DIRECTIONS FOR THIS TASK: Every line of the listing belongs in your answer exactly as written; the images do not.
============================================================
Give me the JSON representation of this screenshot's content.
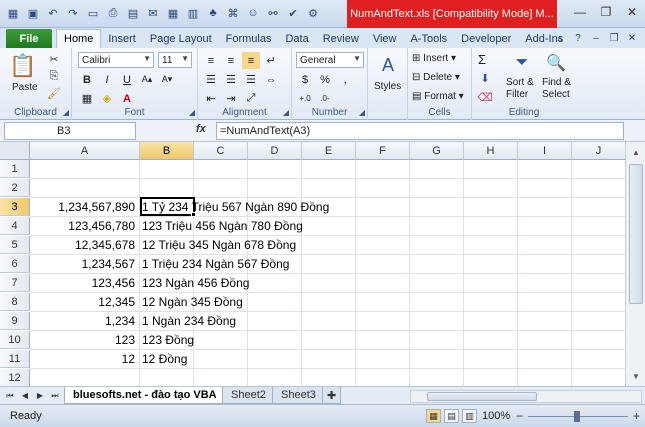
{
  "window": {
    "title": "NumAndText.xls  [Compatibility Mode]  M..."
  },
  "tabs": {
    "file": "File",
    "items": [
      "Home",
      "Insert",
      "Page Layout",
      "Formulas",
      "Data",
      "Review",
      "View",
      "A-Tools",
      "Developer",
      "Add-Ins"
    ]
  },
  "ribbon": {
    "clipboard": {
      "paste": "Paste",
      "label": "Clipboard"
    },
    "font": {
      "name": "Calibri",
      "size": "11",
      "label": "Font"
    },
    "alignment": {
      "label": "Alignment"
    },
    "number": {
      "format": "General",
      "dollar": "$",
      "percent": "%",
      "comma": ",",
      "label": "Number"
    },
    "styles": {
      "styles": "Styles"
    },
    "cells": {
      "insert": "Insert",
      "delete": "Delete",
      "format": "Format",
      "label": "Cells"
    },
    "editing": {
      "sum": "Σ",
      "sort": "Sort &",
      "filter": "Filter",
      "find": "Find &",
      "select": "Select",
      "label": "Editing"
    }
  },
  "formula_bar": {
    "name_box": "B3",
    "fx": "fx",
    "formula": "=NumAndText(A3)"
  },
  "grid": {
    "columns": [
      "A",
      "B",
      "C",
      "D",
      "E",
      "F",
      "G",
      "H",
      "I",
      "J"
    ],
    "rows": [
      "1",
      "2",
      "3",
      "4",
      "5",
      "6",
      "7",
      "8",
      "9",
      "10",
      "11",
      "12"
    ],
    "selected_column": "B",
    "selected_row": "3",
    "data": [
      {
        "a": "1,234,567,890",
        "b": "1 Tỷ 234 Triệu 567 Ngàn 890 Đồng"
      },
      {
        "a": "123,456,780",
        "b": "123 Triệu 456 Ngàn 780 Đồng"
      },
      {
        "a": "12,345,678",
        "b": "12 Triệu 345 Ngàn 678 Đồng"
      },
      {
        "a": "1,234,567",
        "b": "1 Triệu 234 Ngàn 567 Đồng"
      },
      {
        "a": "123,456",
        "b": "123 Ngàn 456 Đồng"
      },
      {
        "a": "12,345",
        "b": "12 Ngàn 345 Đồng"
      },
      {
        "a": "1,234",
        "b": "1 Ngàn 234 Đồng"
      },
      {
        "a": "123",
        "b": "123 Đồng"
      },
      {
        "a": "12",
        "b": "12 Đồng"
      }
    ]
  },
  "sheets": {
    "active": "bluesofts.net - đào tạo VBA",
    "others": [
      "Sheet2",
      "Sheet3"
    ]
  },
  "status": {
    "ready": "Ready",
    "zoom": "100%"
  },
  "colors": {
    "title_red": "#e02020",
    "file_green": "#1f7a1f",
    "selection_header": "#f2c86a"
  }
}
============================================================
RESPONSE BOX:
Give me the JSON representation of this screenshot's content.
{
  "window": {
    "title": "NumAndText.xls  [Compatibility Mode]  M..."
  },
  "tabs": {
    "file": "File",
    "items": [
      "Home",
      "Insert",
      "Page Layout",
      "Formulas",
      "Data",
      "Review",
      "View",
      "A-Tools",
      "Developer",
      "Add-Ins"
    ]
  },
  "ribbon": {
    "clipboard": {
      "paste": "Paste",
      "label": "Clipboard"
    },
    "font": {
      "name": "Calibri",
      "size": "11",
      "label": "Font"
    },
    "alignment": {
      "label": "Alignment"
    },
    "number": {
      "format": "General",
      "dollar": "$",
      "percent": "%",
      "comma": ",",
      "label": "Number"
    },
    "styles": {
      "styles": "Styles"
    },
    "cells": {
      "insert": "Insert",
      "delete": "Delete",
      "format": "Format",
      "label": "Cells"
    },
    "editing": {
      "sum": "Σ",
      "sort": "Sort &",
      "filter": "Filter",
      "find": "Find &",
      "select": "Select",
      "label": "Editing"
    }
  },
  "formula_bar": {
    "name_box": "B3",
    "fx": "fx",
    "formula": "=NumAndText(A3)"
  },
  "grid": {
    "columns": [
      "A",
      "B",
      "C",
      "D",
      "E",
      "F",
      "G",
      "H",
      "I",
      "J"
    ],
    "rows": [
      "1",
      "2",
      "3",
      "4",
      "5",
      "6",
      "7",
      "8",
      "9",
      "10",
      "11",
      "12"
    ],
    "selected_column": "B",
    "selected_row": "3",
    "data": [
      {
        "a": "1,234,567,890",
        "b": "1 Tỷ 234 Triệu 567 Ngàn 890 Đồng"
      },
      {
        "a": "123,456,780",
        "b": "123 Triệu 456 Ngàn 780 Đồng"
      },
      {
        "a": "12,345,678",
        "b": "12 Triệu 345 Ngàn 678 Đồng"
      },
      {
        "a": "1,234,567",
        "b": "1 Triệu 234 Ngàn 567 Đồng"
      },
      {
        "a": "123,456",
        "b": "123 Ngàn 456 Đồng"
      },
      {
        "a": "12,345",
        "b": "12 Ngàn 345 Đồng"
      },
      {
        "a": "1,234",
        "b": "1 Ngàn 234 Đồng"
      },
      {
        "a": "123",
        "b": "123 Đồng"
      },
      {
        "a": "12",
        "b": "12 Đồng"
      }
    ]
  },
  "sheets": {
    "active": "bluesofts.net - đào tạo VBA",
    "others": [
      "Sheet2",
      "Sheet3"
    ]
  },
  "status": {
    "ready": "Ready",
    "zoom": "100%"
  },
  "colors": {
    "title_red": "#e02020",
    "file_green": "#1f7a1f",
    "selection_header": "#f2c86a"
  }
}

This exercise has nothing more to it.